- **PROMPT**
Say how many lines of the listing below include the word "icon", with no other output.

*** Opening DATA PROVIDED ***

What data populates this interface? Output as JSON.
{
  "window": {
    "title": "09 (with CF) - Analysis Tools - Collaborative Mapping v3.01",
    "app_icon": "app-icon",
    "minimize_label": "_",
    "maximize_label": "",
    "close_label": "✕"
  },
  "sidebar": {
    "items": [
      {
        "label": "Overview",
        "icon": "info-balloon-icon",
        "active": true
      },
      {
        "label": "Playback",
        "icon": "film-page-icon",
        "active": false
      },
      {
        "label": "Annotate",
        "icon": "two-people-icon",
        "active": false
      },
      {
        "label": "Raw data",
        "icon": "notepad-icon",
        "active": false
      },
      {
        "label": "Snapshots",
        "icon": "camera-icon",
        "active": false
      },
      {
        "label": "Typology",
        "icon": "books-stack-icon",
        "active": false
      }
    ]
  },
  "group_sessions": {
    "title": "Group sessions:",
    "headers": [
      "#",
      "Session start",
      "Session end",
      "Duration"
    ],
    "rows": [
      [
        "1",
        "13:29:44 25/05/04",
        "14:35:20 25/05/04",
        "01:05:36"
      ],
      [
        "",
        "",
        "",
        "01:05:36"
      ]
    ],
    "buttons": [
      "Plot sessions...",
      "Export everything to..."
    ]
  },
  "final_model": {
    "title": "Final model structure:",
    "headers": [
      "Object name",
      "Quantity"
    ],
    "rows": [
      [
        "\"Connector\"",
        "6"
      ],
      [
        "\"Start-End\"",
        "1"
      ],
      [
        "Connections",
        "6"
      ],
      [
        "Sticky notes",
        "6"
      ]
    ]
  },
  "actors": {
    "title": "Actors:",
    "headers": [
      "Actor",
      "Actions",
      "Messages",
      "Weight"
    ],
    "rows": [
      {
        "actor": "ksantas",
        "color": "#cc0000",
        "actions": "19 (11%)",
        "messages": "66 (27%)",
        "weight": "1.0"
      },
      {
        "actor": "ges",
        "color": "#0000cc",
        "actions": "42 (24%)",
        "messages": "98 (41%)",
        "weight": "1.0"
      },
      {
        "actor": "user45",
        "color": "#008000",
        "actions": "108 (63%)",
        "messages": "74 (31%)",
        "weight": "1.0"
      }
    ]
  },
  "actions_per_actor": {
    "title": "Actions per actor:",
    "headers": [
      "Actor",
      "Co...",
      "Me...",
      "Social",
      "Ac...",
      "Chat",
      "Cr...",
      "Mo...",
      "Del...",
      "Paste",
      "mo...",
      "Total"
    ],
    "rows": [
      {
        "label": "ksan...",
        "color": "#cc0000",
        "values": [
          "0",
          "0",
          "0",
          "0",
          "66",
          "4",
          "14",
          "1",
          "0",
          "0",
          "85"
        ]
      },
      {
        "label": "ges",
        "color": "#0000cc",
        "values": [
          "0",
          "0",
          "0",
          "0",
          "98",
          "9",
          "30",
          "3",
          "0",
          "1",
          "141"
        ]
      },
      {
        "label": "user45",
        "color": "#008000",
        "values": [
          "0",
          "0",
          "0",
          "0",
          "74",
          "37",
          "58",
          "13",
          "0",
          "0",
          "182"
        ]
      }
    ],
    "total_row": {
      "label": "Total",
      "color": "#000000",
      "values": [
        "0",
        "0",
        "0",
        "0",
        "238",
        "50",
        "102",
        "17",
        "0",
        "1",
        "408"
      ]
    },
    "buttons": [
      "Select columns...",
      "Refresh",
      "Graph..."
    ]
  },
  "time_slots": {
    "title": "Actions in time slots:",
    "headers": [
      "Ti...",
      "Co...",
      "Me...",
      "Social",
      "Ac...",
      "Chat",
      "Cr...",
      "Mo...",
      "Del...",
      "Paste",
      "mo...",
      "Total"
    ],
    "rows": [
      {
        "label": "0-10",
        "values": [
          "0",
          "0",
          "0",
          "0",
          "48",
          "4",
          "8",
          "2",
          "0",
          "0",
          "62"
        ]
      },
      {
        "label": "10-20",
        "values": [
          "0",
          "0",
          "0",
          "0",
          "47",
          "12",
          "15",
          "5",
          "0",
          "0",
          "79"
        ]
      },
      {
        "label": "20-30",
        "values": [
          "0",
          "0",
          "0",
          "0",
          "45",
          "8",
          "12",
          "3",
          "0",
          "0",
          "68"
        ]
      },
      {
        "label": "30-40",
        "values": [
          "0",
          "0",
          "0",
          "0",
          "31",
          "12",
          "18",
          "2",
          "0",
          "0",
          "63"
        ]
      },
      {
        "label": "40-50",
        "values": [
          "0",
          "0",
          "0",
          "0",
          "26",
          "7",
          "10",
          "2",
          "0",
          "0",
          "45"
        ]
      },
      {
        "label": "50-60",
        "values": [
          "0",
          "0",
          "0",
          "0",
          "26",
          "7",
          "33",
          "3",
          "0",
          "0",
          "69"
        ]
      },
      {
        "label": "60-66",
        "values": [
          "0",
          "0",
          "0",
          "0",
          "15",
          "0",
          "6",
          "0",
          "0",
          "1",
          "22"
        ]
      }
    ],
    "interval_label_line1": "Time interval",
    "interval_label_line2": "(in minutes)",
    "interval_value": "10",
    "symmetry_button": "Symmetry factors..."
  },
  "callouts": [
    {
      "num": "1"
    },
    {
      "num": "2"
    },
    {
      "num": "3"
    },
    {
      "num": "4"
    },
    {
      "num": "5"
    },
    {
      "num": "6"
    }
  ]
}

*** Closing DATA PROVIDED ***

- **REPLY**
7